Though not mentioned or amended in the markup, the College Affordability Act iteration of the AIM HIGH Act differs from its original form. Previously introduced during the 115th Congress, the original AIM HIGH bill established a commission of representatives from major stakeholder communities (including higher education) to develop voluntary accessibility guidelines for postsecondary instructional materials and related technologies. The College Affordability Act's AIM HIGH provision eliminates the voluntary nature of the accessibility guidelines and excludes language in the original bill that explicitly limits the ability of federal agencies to incorporate the guidelines into regulation solely by reference. Furthermore, it removes the safe harbor provisions included in the original bill without adding a provision, agreed to by the stakeholder groups, that would foster the development of voluntary guidelines for the pilot testing of relevant materials and technologies. The original version of the AIM HIGH Act was reintroduced in the House on December 5, but it has yet to be introduced in the Senate.3 EDUCAUSE is working with its partners to support reintroduction of the Bill in the Senate near future.

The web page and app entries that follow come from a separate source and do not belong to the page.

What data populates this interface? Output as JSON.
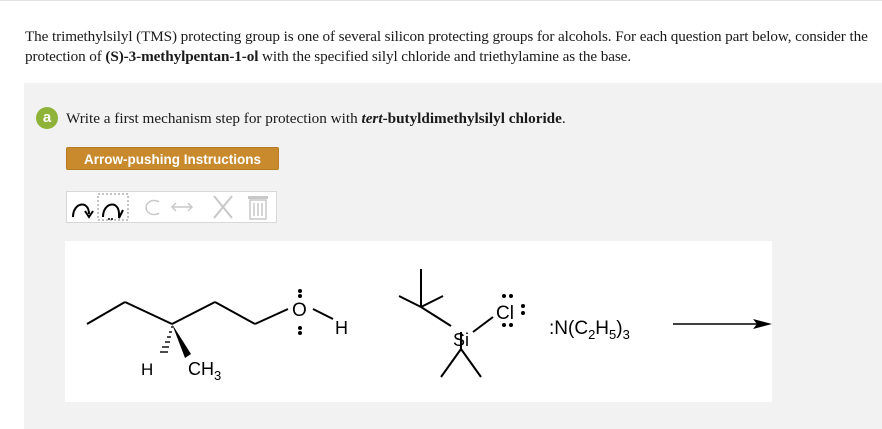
{
  "intro": {
    "part1": "The trimethylsilyl (TMS) protecting group is one of several silicon protecting groups for alcohols. For each question part below, consider the protection of ",
    "compound": "(S)-3-methylpentan-1-ol",
    "part2": " with the specified silyl chloride and triethylamine as the base."
  },
  "question": {
    "badge": "a",
    "prefix": "Write a first mechanism step for protection with ",
    "reagent_italic": "tert",
    "reagent_rest": "-butyldimethylsilyl chloride",
    "suffix": "."
  },
  "instructions_button": "Arrow-pushing Instructions",
  "toolbar": {
    "tools": [
      "curved-arrow-icon",
      "single-electron-arrow-icon",
      "lasso-icon",
      "resonance-arrow-icon",
      "delete-x-icon",
      "trash-icon"
    ]
  },
  "molecules": {
    "alcohol": {
      "O": "O",
      "H": "H",
      "stereo_H": "H",
      "methyl": "CH",
      "methyl_sub": "3"
    },
    "silyl_chloride": {
      "Si": "Si",
      "Cl": "Cl"
    },
    "base": {
      "prefix": ":N(C",
      "sub1": "2",
      "mid": "H",
      "sub2": "5",
      "paren": ")",
      "sub3": "3"
    }
  },
  "colors": {
    "badge": "#8fb338",
    "button": "#c98a2e",
    "panel": "#f2f2f2"
  }
}
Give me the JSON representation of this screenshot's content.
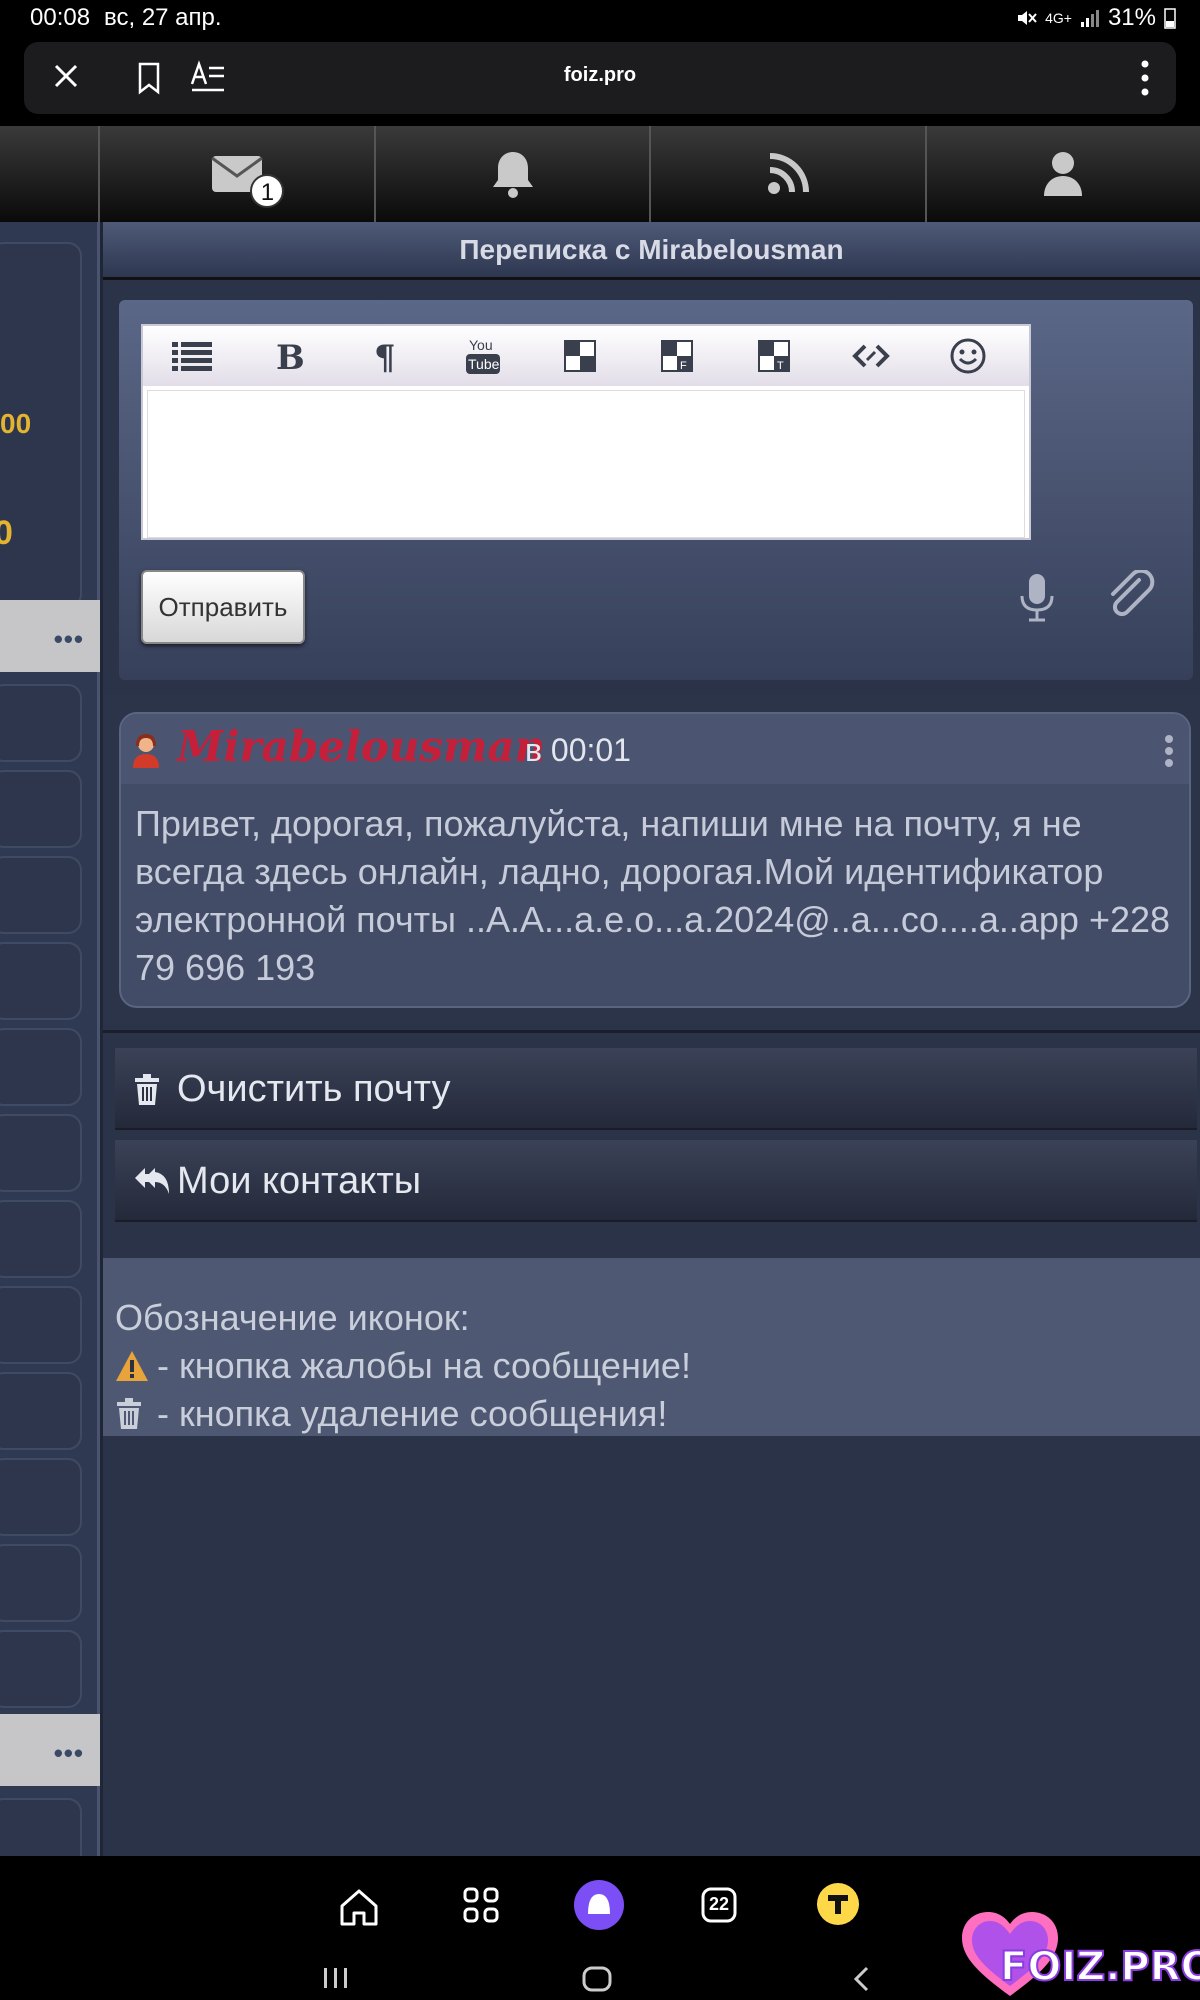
{
  "status_bar": {
    "time": "00:08",
    "date": "вс, 27 апр.",
    "network": "4G+",
    "battery": "31%"
  },
  "browser": {
    "url": "foiz.pro"
  },
  "top_nav": {
    "mail_badge": "1"
  },
  "sidebar": {
    "gold_text_1": "00",
    "gold_text_2": "0",
    "more_dots": "•••"
  },
  "page": {
    "title": "Переписка с Mirabelousman"
  },
  "compose": {
    "send_label": "Отправить",
    "toolbar_icons": [
      "list-icon",
      "bold-icon",
      "paragraph-icon",
      "youtube-icon",
      "checkerboard-icon",
      "checkerboard-f-icon",
      "checkerboard-t-icon",
      "link-icon",
      "smiley-icon"
    ],
    "youtube_top": "You",
    "youtube_bottom": "Tube"
  },
  "message": {
    "author": "Mirabelousman",
    "time": "в 00:01",
    "text": "Привет, дорогая, пожалуйста, напиши мне на почту, я не всегда здесь онлайн, ладно, дорогая.Мой идентификатор электронной почты ..A.A...a.e.o...a.2024@..a...co....a..app +228 79 696 193"
  },
  "actions": {
    "clear_mail": "Очистить почту",
    "my_contacts": "Мои контакты"
  },
  "legend": {
    "title": "Обозначение иконок:",
    "complaint": "- кнопка жалобы на сообщение!",
    "delete": "- кнопка удаление сообщения!"
  },
  "bottom_nav": {
    "tabs_count": "22"
  },
  "watermark": {
    "text": "FOIZ.PRO"
  },
  "colors": {
    "author": "#c51f3a",
    "gold": "#e3b331",
    "warning": "#e8a33a"
  }
}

The College Affordability Act now awaits a full House vote. EDUCAUSE will monitor the bill's progress and keep readers updated on future actions, but with Senate action on HEA reauthorization stalled for the foreseeable future, it appears unlikely that lawmakers will reach a deal on any legislation capable of enactment before the 116th Congress adjourns in 2020.4

For more information about policy issues impacting higher education IT, please visit the EDUCAUSE Review Policy Spotlight blog as well as the EDUCAUSE Policy page.


  1. "Markup H.R. 4674, College Affordability Act" [], Education & Labor Committee, October 29, 2019.
  2. Jarret Cummings, "EDUCAUSE-Supported Accessible Instructional Materials Bill Reintroduced in House," Policy Spotlight (blog), EDUCAUSE Review, March 31, 2017.
  3. Kathryn Branson, "Accessible Instructional Materials Legislation Reintroduced in the House of Representatives," Policy Spotlight (blog), EDUCAUSE Review, December 10, 2019.
  4. Kathryn Branson, "Legislation Updating HEA Is Blocked on Senate Floor," Policy Spotlight (blog), EDUCAUSE Review, December 3, 2019.

Kathryn Branson is a Senior Associate with Ulman Public Policy.

© 2019 Kathryn Branson. The text of this work is licensed under a Creative Commons BY-NC-ND 4.0 International License.